▸ Task instructions
Find all lines below containing the string "Center" and return them.

▸ Dataset
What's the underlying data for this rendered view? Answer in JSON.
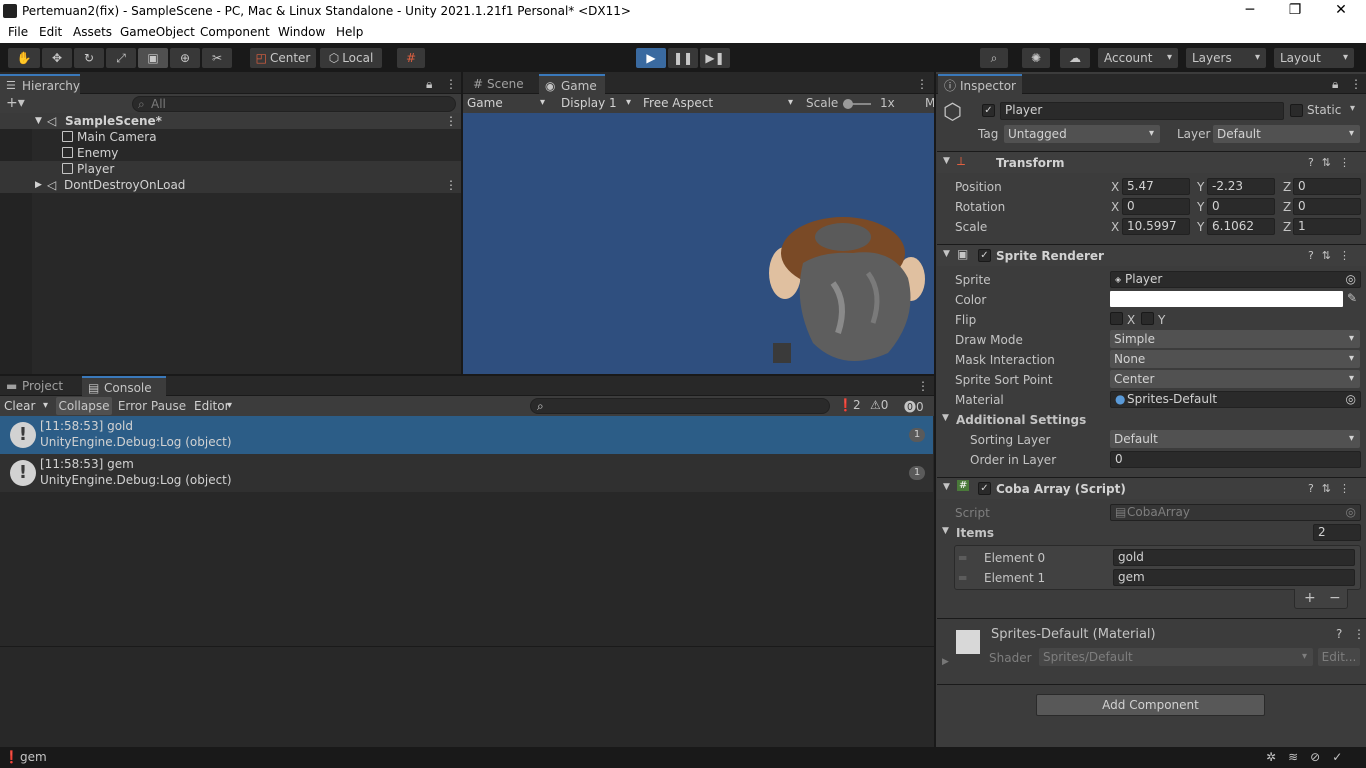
{
  "window": {
    "title": "Pertemuan2(fix) - SampleScene - PC, Mac & Linux Standalone - Unity 2021.1.21f1 Personal* <DX11>",
    "minimize": "─",
    "maximize": "❐",
    "close": "✕"
  },
  "menu": [
    "File",
    "Edit",
    "Assets",
    "GameObject",
    "Component",
    "Window",
    "Help"
  ],
  "toolbar": {
    "center": "Center",
    "local": "Local",
    "account": "Account",
    "layers": "Layers",
    "layout": "Layout"
  },
  "hierarchy": {
    "tab": "Hierarchy",
    "search_placeholder": "All",
    "scene": "SampleScene*",
    "items": [
      "Main Camera",
      "Enemy",
      "Player"
    ],
    "dont_destroy": "DontDestroyOnLoad"
  },
  "game_view": {
    "tab_scene": "Scene",
    "tab_game": "Game",
    "mode": "Game",
    "display": "Display 1",
    "aspect": "Free Aspect",
    "scale_label": "Scale",
    "scale_value": "1x",
    "m": "M",
    "background": "#2f4f7f"
  },
  "console": {
    "tab_project": "Project",
    "tab_console": "Console",
    "clear": "Clear",
    "collapse": "Collapse",
    "error_pause": "Error Pause",
    "editor": "Editor",
    "count_log": "2",
    "count_warn": "0",
    "count_err": "0",
    "entries": [
      {
        "line1": "[11:58:53] gold",
        "line2": "UnityEngine.Debug:Log (object)",
        "count": "1"
      },
      {
        "line1": "[11:58:53] gem",
        "line2": "UnityEngine.Debug:Log (object)",
        "count": "1"
      }
    ]
  },
  "status_bar": {
    "text": "gem"
  },
  "inspector": {
    "tab": "Inspector",
    "object_name": "Player",
    "static_label": "Static",
    "tag_label": "Tag",
    "tag_value": "Untagged",
    "layer_label": "Layer",
    "layer_value": "Default",
    "transform": {
      "title": "Transform",
      "position_label": "Position",
      "position": {
        "x": "5.47",
        "y": "-2.23",
        "z": "0"
      },
      "rotation_label": "Rotation",
      "rotation": {
        "x": "0",
        "y": "0",
        "z": "0"
      },
      "scale_label": "Scale",
      "scale": {
        "x": "10.5997",
        "y": "6.1062",
        "z": "1"
      }
    },
    "sprite_renderer": {
      "title": "Sprite Renderer",
      "sprite_label": "Sprite",
      "sprite_value": "Player",
      "color_label": "Color",
      "flip_label": "Flip",
      "flip_x": "X",
      "flip_y": "Y",
      "draw_mode_label": "Draw Mode",
      "draw_mode_value": "Simple",
      "mask_label": "Mask Interaction",
      "mask_value": "None",
      "sort_point_label": "Sprite Sort Point",
      "sort_point_value": "Center",
      "material_label": "Material",
      "material_value": "Sprites-Default",
      "additional": "Additional Settings",
      "sorting_layer_label": "Sorting Layer",
      "sorting_layer_value": "Default",
      "order_label": "Order in Layer",
      "order_value": "0"
    },
    "coba_array": {
      "title": "Coba Array (Script)",
      "script_label": "Script",
      "script_value": "CobaArray",
      "items_label": "Items",
      "items_count": "2",
      "elements": [
        {
          "label": "Element 0",
          "value": "gold"
        },
        {
          "label": "Element 1",
          "value": "gem"
        }
      ],
      "plus": "+",
      "minus": "−"
    },
    "material": {
      "title": "Sprites-Default (Material)",
      "shader_label": "Shader",
      "shader_value": "Sprites/Default",
      "edit": "Edit..."
    },
    "add_component": "Add Component"
  }
}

▸ Task output
    "center": "Center",
      "sort_point_value": "Center",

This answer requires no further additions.